    Innovation in packaging design, size and materials has had a massive impact on retailers everywhere.  And this is because the synergy between the packaging itself and the marketing messages being communicated through it has never been more effective – or more loud.

    So much so in fact that brands are continuously looking at ways of converting packaging interest into actual sales by making the packaging an extension of the product itself.

    Never before has packaging been more in your face.

    Walking into a store today, one cannot help but feel almost overwhelmed by the sheer volume of brands on the shelves.  And never have consumers been so unwittingly influenced into buying a product based on its packaging.

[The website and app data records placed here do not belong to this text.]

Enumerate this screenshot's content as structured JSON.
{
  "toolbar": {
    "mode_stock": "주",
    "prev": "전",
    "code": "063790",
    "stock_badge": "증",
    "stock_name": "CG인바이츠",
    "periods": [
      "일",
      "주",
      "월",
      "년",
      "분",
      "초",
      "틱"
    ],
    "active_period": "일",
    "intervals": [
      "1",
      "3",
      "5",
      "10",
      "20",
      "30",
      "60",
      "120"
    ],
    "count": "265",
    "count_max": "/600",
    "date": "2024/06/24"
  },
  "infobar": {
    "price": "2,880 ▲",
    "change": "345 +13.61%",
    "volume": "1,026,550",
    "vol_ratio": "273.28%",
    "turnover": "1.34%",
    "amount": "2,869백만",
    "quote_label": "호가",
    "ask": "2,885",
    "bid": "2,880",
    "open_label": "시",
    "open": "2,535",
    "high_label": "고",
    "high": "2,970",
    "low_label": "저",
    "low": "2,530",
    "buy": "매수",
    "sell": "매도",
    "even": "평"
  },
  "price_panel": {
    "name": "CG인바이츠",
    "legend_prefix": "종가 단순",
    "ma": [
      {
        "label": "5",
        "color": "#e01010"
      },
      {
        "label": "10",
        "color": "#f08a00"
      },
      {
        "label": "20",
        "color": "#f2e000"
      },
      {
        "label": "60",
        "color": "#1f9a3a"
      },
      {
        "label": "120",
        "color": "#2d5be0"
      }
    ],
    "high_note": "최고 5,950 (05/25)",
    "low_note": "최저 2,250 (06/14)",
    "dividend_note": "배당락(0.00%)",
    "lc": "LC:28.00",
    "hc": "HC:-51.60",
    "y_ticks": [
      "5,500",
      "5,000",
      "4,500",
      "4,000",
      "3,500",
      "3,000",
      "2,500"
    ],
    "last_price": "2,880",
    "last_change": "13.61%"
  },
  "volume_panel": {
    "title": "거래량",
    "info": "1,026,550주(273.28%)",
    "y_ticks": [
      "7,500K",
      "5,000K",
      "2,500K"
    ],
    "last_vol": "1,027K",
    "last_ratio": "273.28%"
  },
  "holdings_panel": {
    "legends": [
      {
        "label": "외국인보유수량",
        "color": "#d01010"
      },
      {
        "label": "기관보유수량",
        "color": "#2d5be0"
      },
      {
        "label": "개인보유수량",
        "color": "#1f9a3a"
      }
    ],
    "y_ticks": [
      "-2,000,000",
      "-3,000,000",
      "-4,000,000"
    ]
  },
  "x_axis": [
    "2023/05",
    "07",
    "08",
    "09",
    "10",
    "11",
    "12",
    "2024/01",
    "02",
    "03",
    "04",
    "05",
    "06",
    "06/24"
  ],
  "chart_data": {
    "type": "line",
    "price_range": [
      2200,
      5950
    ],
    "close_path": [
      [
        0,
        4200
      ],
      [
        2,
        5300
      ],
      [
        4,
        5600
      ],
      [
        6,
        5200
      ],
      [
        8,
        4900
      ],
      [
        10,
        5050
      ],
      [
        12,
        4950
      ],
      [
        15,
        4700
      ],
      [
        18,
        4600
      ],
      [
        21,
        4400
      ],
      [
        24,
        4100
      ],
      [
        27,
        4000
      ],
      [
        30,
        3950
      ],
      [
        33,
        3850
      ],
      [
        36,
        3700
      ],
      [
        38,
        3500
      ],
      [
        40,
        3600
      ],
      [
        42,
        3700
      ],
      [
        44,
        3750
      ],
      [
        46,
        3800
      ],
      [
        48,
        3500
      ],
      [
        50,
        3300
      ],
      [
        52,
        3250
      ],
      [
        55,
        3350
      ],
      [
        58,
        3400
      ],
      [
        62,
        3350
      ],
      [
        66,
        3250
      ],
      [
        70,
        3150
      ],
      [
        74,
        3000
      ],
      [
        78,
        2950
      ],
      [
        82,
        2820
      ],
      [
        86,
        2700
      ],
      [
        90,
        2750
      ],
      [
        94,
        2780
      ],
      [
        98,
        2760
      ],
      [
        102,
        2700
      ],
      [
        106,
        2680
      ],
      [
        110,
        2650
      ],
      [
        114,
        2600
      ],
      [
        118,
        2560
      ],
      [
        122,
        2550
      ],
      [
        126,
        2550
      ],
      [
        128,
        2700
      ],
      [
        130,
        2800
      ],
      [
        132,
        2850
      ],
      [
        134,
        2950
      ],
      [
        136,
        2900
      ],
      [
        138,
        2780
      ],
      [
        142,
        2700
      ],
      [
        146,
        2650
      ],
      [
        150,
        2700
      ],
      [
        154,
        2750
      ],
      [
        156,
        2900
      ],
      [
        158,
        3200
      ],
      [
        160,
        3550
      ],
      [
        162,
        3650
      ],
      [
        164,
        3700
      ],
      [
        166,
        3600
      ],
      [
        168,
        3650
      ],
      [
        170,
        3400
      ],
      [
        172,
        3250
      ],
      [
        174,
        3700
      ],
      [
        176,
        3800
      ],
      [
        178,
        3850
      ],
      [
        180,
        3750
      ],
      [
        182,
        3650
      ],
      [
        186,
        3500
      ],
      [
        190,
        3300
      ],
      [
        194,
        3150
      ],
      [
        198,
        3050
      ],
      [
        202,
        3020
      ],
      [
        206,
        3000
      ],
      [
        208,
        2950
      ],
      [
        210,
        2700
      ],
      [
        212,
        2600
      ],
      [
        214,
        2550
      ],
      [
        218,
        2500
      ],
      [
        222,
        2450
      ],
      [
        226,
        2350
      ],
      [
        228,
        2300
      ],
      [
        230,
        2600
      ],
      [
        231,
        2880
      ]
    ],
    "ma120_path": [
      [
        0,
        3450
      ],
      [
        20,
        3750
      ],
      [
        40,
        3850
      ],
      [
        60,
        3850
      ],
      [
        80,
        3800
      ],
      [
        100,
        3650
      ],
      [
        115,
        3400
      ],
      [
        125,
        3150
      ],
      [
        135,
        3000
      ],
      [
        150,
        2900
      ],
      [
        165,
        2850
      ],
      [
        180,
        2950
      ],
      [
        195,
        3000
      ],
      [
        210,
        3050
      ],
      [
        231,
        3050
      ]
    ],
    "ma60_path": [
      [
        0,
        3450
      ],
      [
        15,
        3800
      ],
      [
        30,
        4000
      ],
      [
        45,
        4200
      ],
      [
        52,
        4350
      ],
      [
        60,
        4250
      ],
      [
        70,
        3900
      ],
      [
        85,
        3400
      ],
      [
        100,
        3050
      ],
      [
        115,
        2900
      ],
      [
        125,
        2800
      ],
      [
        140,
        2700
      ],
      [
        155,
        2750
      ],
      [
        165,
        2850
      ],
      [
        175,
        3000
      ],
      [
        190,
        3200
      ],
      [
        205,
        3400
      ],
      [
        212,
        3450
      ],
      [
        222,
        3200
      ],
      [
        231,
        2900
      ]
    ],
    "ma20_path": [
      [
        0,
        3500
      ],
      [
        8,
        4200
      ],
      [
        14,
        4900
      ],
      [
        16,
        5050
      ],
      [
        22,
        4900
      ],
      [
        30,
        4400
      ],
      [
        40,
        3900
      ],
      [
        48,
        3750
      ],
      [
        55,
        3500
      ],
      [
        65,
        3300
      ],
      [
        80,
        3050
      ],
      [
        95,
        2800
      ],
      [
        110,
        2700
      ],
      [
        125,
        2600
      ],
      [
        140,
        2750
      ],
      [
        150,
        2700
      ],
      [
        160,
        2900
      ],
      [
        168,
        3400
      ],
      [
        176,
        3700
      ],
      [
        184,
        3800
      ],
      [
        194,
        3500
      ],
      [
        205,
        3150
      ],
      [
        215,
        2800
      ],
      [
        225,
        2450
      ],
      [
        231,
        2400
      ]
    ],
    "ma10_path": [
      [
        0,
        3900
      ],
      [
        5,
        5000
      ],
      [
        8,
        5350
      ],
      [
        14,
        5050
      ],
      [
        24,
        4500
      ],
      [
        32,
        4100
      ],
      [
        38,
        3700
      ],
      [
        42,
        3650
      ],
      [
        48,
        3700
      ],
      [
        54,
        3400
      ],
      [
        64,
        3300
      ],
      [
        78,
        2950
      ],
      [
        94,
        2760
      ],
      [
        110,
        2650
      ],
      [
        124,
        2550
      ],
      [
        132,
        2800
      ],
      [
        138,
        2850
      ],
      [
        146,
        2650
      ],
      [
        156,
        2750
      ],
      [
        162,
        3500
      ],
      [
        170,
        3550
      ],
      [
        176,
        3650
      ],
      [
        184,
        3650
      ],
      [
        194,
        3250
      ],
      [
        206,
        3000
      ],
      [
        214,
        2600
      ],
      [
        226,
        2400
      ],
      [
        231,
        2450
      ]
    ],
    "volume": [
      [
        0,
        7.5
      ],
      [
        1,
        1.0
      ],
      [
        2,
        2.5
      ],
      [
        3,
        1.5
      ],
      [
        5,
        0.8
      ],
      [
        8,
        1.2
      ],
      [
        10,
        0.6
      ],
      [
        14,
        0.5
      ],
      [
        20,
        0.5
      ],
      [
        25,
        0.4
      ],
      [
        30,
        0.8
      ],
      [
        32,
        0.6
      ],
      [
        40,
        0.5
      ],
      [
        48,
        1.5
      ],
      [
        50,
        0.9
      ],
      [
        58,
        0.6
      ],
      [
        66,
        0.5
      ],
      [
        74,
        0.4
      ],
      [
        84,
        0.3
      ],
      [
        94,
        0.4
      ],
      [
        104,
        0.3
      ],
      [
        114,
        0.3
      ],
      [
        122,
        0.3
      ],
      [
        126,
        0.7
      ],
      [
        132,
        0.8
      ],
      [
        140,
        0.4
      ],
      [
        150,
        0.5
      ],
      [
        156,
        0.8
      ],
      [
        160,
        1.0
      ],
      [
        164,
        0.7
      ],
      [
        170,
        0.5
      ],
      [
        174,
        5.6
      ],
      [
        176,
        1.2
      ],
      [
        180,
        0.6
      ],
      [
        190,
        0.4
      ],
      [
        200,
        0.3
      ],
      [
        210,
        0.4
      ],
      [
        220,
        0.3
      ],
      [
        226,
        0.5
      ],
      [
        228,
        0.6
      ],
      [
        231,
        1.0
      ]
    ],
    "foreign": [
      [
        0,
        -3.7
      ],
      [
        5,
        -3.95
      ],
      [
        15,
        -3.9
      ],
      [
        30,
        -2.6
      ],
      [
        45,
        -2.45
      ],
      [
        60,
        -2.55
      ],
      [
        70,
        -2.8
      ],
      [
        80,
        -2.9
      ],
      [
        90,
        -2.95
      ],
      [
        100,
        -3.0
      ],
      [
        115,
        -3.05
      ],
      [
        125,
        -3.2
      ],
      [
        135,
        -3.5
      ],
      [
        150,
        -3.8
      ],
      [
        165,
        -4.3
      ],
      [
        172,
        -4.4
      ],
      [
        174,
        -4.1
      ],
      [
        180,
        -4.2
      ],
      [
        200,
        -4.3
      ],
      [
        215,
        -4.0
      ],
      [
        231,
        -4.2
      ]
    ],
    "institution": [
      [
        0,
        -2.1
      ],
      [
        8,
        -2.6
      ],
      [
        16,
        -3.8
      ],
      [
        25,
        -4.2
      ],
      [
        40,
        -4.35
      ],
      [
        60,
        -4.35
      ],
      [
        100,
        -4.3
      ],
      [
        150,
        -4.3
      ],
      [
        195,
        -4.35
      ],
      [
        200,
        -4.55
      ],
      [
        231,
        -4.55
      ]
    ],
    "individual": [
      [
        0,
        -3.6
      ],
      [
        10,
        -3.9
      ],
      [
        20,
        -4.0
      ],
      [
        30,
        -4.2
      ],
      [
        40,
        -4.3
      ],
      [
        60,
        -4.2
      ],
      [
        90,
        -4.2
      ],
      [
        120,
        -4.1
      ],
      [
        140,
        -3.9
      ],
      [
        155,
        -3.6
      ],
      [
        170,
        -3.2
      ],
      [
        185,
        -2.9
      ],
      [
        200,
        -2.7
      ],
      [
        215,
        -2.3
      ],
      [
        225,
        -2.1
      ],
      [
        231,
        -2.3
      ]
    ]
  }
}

    New products are being purchased at record levels by the mere impact that packaging is having on the psychology of a consumer’s decision making process when buying something.

    But with brands investing so heavily in the packaging of their products, what are the environmental repercussions?

    Consumers globally are becoming more conscious about the impact that their actions are having on the planet and this includes the rubbish they discard.

    As a result, whilst most packaging materials today still include tin, glass, hard plastics, plastic films, oils, chipboard and others, there are an increasing number of manufacturers who are striving to find ways to produce renewable and biodegradable packaging.

    Further, much is being done to increase environmental awareness on an international scale and this green movement is seeing more companies turn to sustainable or environmentally friendly packaging for their products.

    What type of packaging materials actually cause less damage to the environment?

    Aside from renewable and recyclable packaging materials, manufacturers are also making use of biodegradable packaging that breaks down easily in soil or the atmosphere.

    One such biodegradable material that is becoming increasingly popular is bagasse[EH1] , a fibrous matter that remains after sugarcane or sorghum stalks are crushed to extract their juice (Wikipedia).

    Bagasse products are said to be fully compostable and take between 60-90 days to turn into compost in commercial composting conditions.

    What products can be manufactured using bagasse?

    A range of products in fact from paper bags, to plates, to-go (takeaway) boxes, cups, bowls and even wooden type products, likes tables, walls and chairs.

    At Dynamec, we strive to deliver packaging solutions that don’t only meet the demands of our clients but that also reduce the impact of our ecological footprint.  Visit our product catalogue[EH2]  to see our range of eco-friendly products.